Such a rainy night in LaoisJan 4th, 2012 | By Ian Poulton | Category: Pop thinking
The rain comes sideways across the hospital car park. The windscreen wipers struggle to clear a view; red and white and blue lights are blurred through water and glass. Pulling up at the car park barrier, opening the window brings a cold slap from the wind and spray across the dashboard.
Thus far it has been easy, stepping out of the car brings a buffeting from the gusts and stinging rainfall in the face. To walk invites being soaked by the rain, to run means the splash of puddles and soaking feet. Running wins out and the hospital door is reached.
‘Is it raining?’ asks a lady in the ward.
‘A bit of a shower’.
Later, the radio captures the mood of a bitter January night, when rain and storm and darkness combine to impress the message that the Christmas season is past and that the real business of winter has yet to begin. ‘A rainy night in Georgia’ is played.
It is a song that has always been there – a soulful accompaniment to moments that have been less than happy, moments when it seems that it is raining all over the world. ‘Neon signs a-flashin’, taxi cabs and buses passin’ through the night’ could describe any town on a winter’s night when the only thing for which anyone would wish is to be home and dry. Who would choose to be out on such a night? Who would go anywhere?
The song tells of one who has nowhere to go. He takes refuge in a boxcar and plays the guitar he carries to pass the time. It is a moment of desolation and realisation,
How many times I wondered
It still comes out the same
No matter how you look at it or think of it
It’s life and you just got to play the game.
‘Play the game’, it is a sentiment echoed by Tom Stoppard in ‘Rosencrantz & Guildenstern are Dead‘, ‘Life is a gamble, at terrible odds – if it was a bet you wouldn’t take it’.
Still cold from the soaking, the gale has grown stronger on the return journey, gusts threatening to push the car across the road. The forecourt of a service station offers respite from the storm. The weary checkout operator stares into a middle distance, barely with energy enough to engage with those who pay.
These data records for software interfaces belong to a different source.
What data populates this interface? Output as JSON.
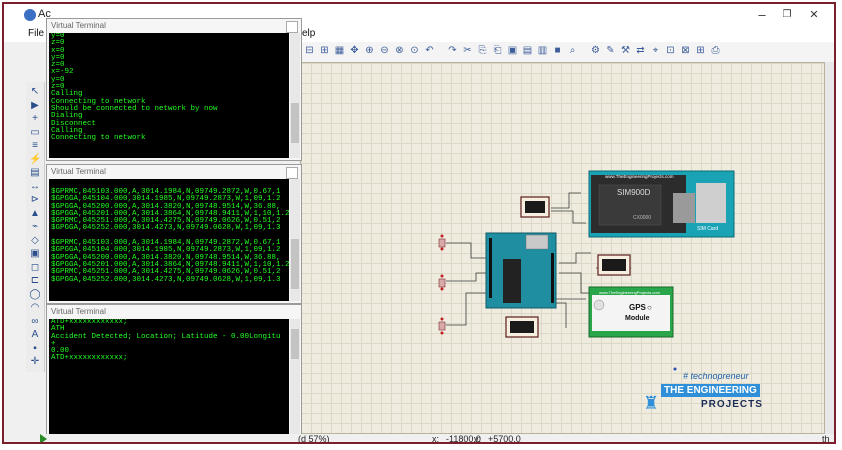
{
  "window": {
    "title": "Ac",
    "controls": {
      "minimize": "–",
      "restore": "❐",
      "close": "✕"
    }
  },
  "menu": {
    "file": "File",
    "help_fragment": "elp"
  },
  "toolbar_icons": [
    "cut",
    "copy",
    "paste",
    "grid",
    "pan",
    "zoom-in",
    "zoom-out",
    "zoom-area",
    "zoom-fit",
    "undo",
    "redo",
    "cut2",
    "copy2",
    "block-copy",
    "block-move",
    "block-rotate",
    "block-delete",
    "pick",
    "make-device",
    "package",
    "decompose",
    "wire-autorouter",
    "search",
    "property",
    "new-sheet",
    "remove-sheet",
    "netlist"
  ],
  "terminals": [
    {
      "title": "Virtual Terminal",
      "lines": [
        "y=0",
        "z=0",
        "x=0",
        "y=0",
        "z=0",
        "x=-92",
        "y=0",
        "z=0",
        "Calling",
        "Connecting to network",
        "Should be connected to network by now",
        "Dialing",
        "Disconnect",
        "Calling",
        "Connecting to network"
      ]
    },
    {
      "title": "Virtual Terminal",
      "lines": [
        "$GPRMC,045103.000,A,3014.1984,N,09749.2872,W,0.67,1",
        "$GPGGA,045104.000,3014.1985,N,09749.2873,W,1,09,1.2",
        "$GPGGA,045200.000,A,3014.3820,N,09748.9514,W,36.88,",
        "$GPGGA,045201.000,A,3014.3864,N,09748.9411,W,1,10,1.2",
        "$GPRMC,045251.000,A,3014.4275,N,09749.0626,W,0.51,2",
        "$GPGGA,045252.000,3014.4273,N,09749.0628,W,1,09,1.3",
        "",
        "$GPRMC,045103.000,A,3014.1984,N,09749.2872,W,0.67,1",
        "$GPGGA,045104.000,3014.1985,N,09749.2873,W,1,09,1.2",
        "$GPGGA,045200.000,A,3014.3820,N,09748.9514,W,36.88,",
        "$GPGGA,045201.000,A,3014.3864,N,09748.9411,W,1,10,1.2",
        "$GPRMC,045251.000,A,3014.4275,N,09749.0626,W,0.51,2",
        "$GPGGA,045252.000,3014.4273,N,09749.0628,W,1,09,1.3"
      ]
    },
    {
      "title": "Virtual Terminal",
      "lines": [
        "ATD+xxxxxxxxxxxx;",
        "ATH",
        "Accident Detected; Location; Latitude - 0.00Longitu",
        "+",
        "0.00",
        "ATD+xxxxxxxxxxxx;"
      ]
    }
  ],
  "status": {
    "zoom_fragment": "(d 57%)",
    "x_label": "x:",
    "x_value": "-11800.0",
    "y_label": "y:",
    "y_value": "+5700.0",
    "right_fragment": "th"
  },
  "schematic": {
    "sim_module": {
      "site": "www.TheEngineeringProjects.com",
      "name": "SIM900D",
      "chip": "CX0000",
      "card": "SIM Card",
      "color": "#1aa3b5"
    },
    "gps_module": {
      "site": "www.TheEngineeringProjects.com",
      "name_line1": "GPS",
      "name_line2": "Module",
      "color": "#2aa64a"
    }
  },
  "watermark": {
    "tag": "# technopreneur",
    "line1": "THE ENGINEERING",
    "line2": "PROJECTS"
  }
}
How long has her shift been? What is it like back in her home in Eastern Europe that she stands here on a January night?
Such a rainy night.